EXERCISE DIRECTIONS: When a line below contains the word "format", copy that line.

Page and application data records
[Start of Attachment]

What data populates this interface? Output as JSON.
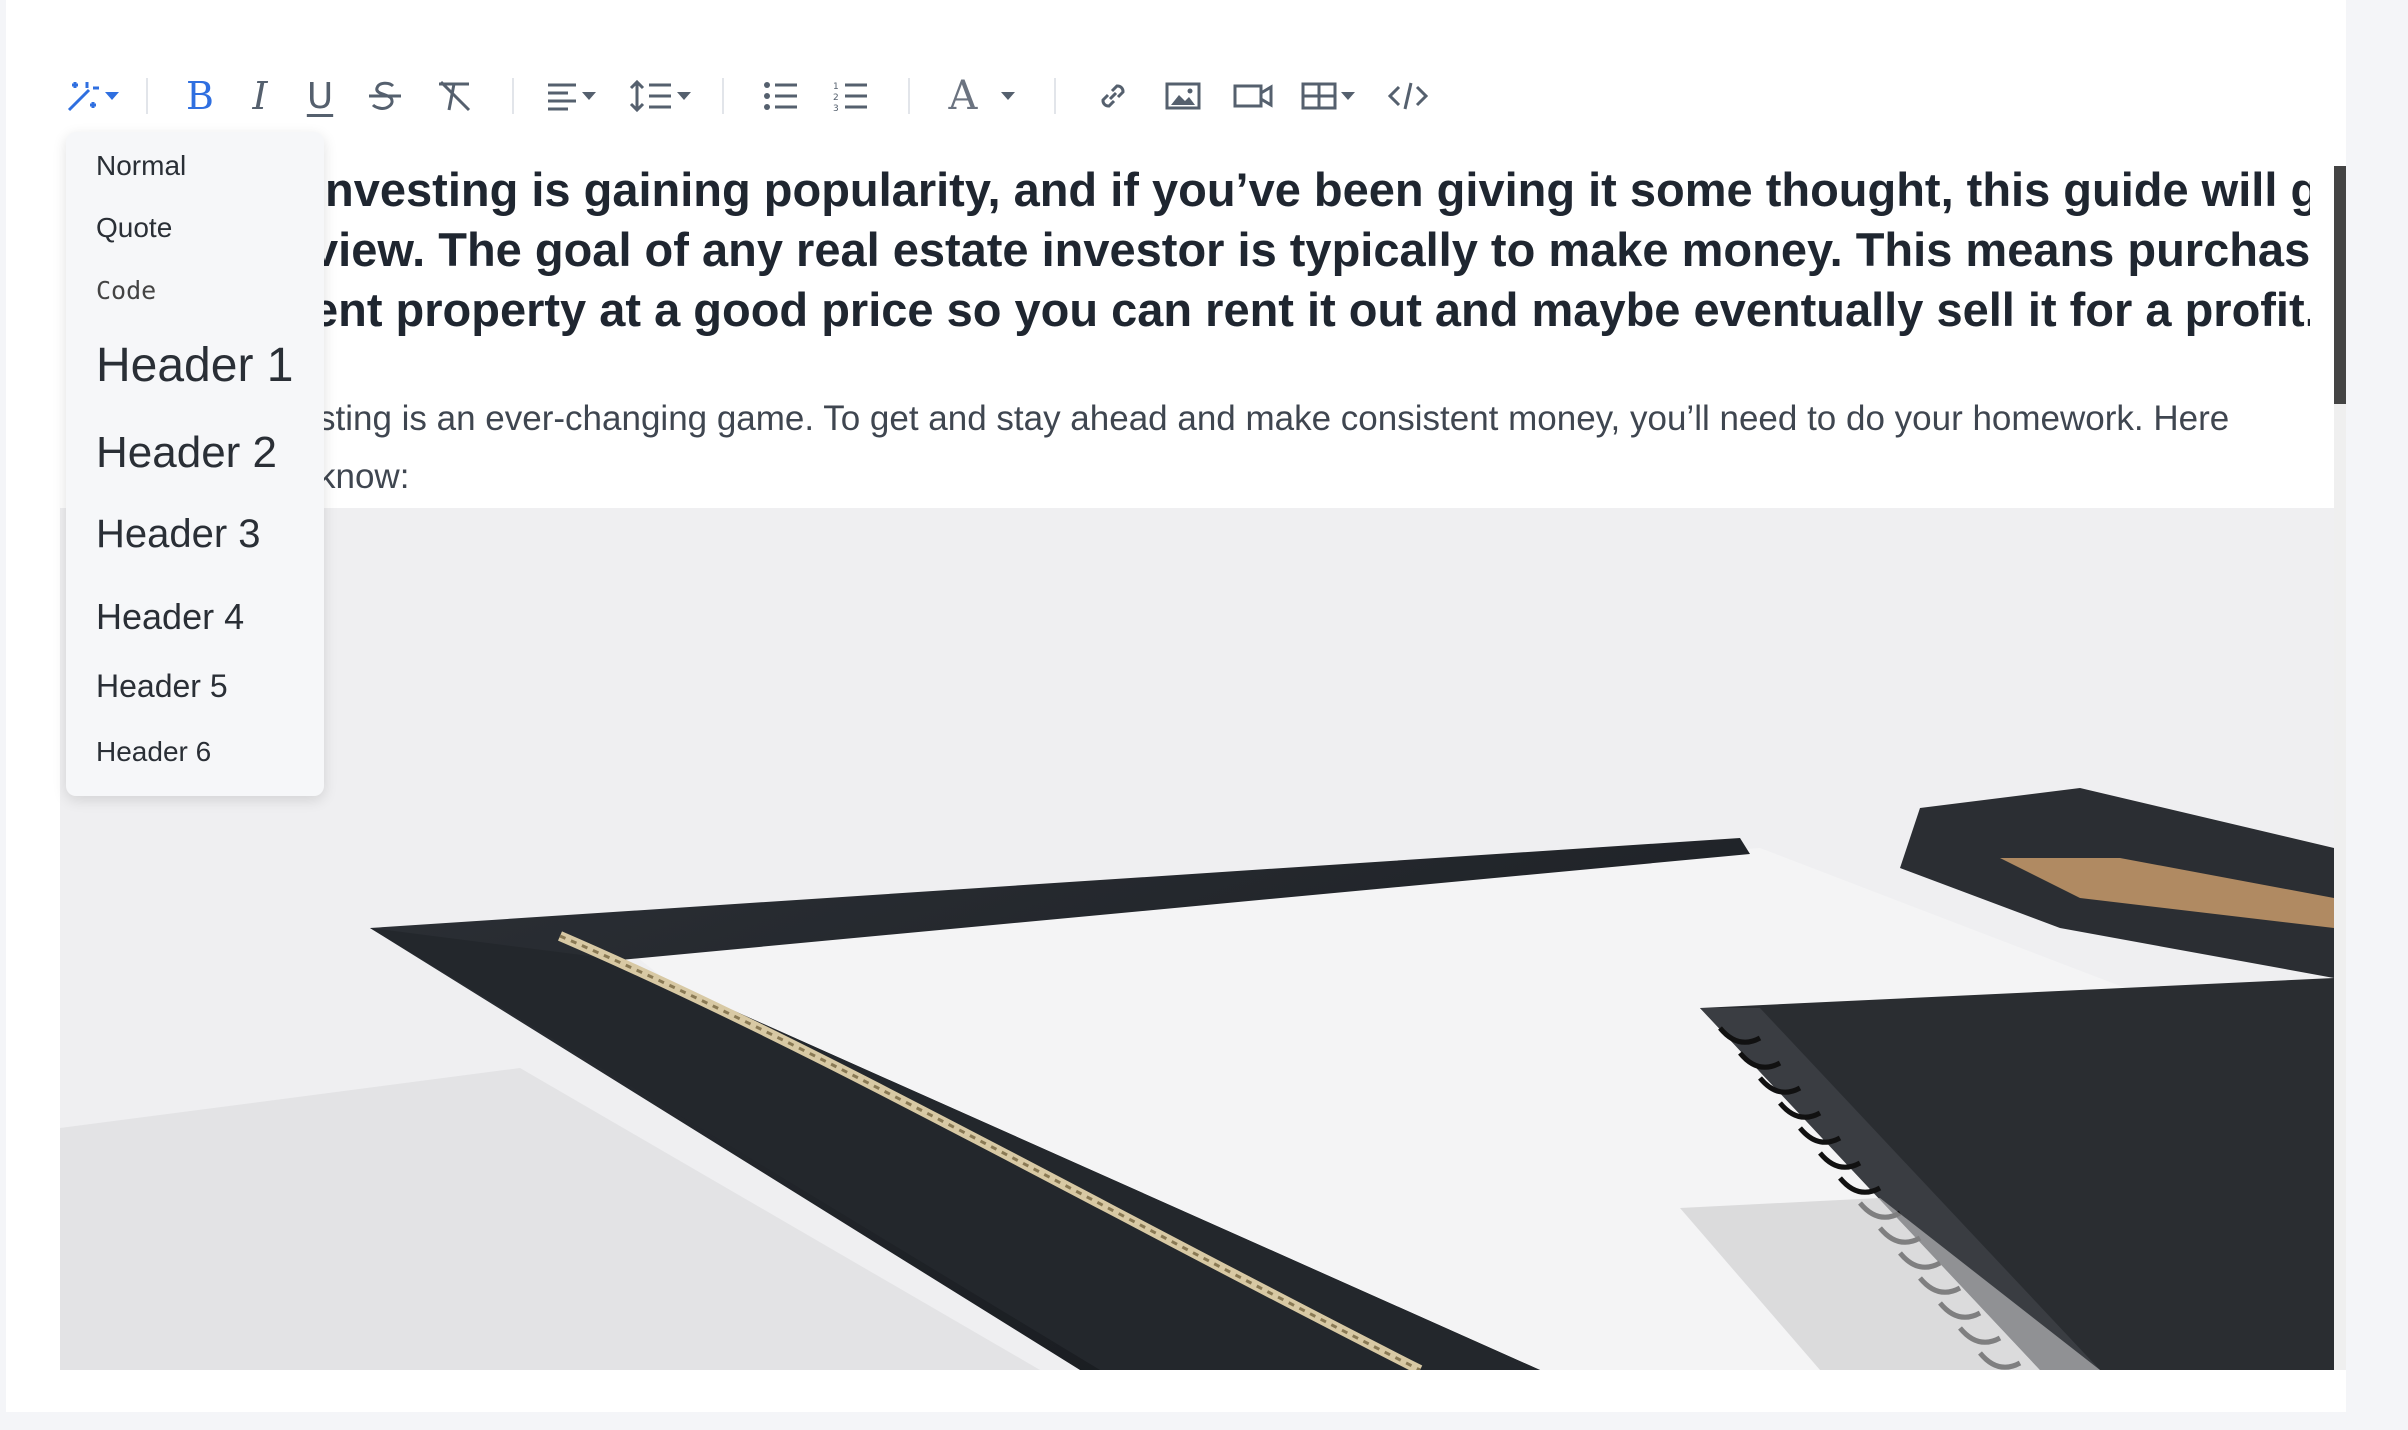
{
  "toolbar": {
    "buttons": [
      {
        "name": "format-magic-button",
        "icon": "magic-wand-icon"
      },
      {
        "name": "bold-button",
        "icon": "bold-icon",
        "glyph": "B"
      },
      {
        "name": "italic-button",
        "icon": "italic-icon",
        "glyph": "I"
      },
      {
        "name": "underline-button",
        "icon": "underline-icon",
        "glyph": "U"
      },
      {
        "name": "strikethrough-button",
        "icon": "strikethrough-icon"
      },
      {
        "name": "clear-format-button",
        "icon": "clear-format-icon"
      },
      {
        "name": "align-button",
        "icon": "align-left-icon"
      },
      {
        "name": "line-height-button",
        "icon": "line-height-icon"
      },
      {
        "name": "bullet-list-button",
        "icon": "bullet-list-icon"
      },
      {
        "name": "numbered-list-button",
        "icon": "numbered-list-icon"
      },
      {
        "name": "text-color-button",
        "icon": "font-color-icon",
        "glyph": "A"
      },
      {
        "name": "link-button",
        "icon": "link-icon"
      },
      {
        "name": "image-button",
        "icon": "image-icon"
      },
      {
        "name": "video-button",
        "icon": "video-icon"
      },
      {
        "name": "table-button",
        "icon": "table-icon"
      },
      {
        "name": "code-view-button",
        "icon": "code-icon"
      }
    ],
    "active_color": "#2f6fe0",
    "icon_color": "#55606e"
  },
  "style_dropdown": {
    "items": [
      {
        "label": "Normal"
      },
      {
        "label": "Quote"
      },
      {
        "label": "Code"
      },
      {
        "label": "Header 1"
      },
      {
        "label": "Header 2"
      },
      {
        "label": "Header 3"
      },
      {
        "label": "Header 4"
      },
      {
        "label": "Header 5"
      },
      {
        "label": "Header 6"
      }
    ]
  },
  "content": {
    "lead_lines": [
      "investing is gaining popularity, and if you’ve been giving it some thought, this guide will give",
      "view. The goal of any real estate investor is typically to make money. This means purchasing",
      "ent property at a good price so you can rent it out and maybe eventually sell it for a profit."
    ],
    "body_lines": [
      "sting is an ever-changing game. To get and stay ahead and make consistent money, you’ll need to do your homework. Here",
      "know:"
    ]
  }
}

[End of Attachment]
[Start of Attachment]

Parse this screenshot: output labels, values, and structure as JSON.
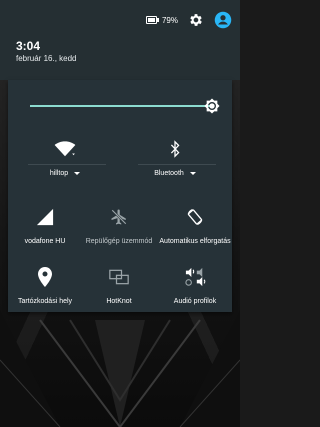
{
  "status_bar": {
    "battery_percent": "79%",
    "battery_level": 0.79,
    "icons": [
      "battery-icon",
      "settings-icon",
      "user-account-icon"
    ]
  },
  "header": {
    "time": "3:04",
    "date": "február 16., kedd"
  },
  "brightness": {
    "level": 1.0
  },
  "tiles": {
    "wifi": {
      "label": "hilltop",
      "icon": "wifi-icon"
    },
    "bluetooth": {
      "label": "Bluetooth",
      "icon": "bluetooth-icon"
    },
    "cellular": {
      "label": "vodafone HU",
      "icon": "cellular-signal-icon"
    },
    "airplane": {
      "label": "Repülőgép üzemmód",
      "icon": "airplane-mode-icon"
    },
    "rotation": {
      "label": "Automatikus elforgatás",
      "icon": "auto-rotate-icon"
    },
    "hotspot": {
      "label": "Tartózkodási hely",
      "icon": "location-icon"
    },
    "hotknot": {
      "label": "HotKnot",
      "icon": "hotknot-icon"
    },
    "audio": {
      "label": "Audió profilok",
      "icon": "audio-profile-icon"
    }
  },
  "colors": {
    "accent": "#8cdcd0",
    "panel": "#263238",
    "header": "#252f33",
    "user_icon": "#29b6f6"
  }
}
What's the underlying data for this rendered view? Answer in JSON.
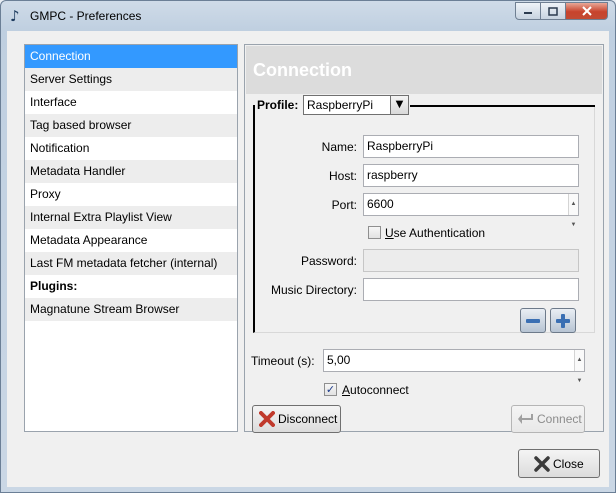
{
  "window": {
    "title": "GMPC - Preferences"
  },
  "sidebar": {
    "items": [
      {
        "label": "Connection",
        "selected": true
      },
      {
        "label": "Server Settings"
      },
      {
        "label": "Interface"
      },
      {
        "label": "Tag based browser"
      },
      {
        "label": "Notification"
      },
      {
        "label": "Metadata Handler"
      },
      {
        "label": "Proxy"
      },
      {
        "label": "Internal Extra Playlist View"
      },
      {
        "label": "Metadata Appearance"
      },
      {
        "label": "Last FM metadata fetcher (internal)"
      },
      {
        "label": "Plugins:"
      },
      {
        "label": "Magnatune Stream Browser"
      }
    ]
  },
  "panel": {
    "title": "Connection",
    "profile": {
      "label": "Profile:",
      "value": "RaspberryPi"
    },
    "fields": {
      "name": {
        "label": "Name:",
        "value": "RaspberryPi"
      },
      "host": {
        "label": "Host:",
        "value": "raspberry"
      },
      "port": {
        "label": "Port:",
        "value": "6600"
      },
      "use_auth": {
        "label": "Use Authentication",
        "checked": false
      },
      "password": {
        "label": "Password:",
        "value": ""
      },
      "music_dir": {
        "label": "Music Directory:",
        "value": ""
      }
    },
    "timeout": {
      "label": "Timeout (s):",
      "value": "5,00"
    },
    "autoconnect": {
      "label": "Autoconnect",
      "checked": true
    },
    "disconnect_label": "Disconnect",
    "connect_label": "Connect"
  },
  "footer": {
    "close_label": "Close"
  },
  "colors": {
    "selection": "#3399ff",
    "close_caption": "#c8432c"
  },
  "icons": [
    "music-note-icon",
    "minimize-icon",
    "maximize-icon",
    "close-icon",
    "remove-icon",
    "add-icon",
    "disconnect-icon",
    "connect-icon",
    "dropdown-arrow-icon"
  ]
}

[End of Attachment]

OUTPUT FOR THIS TASK:
        "name": "format-magic-button",
        "name": "clear-format-button",
        "icon": "clear-format-icon"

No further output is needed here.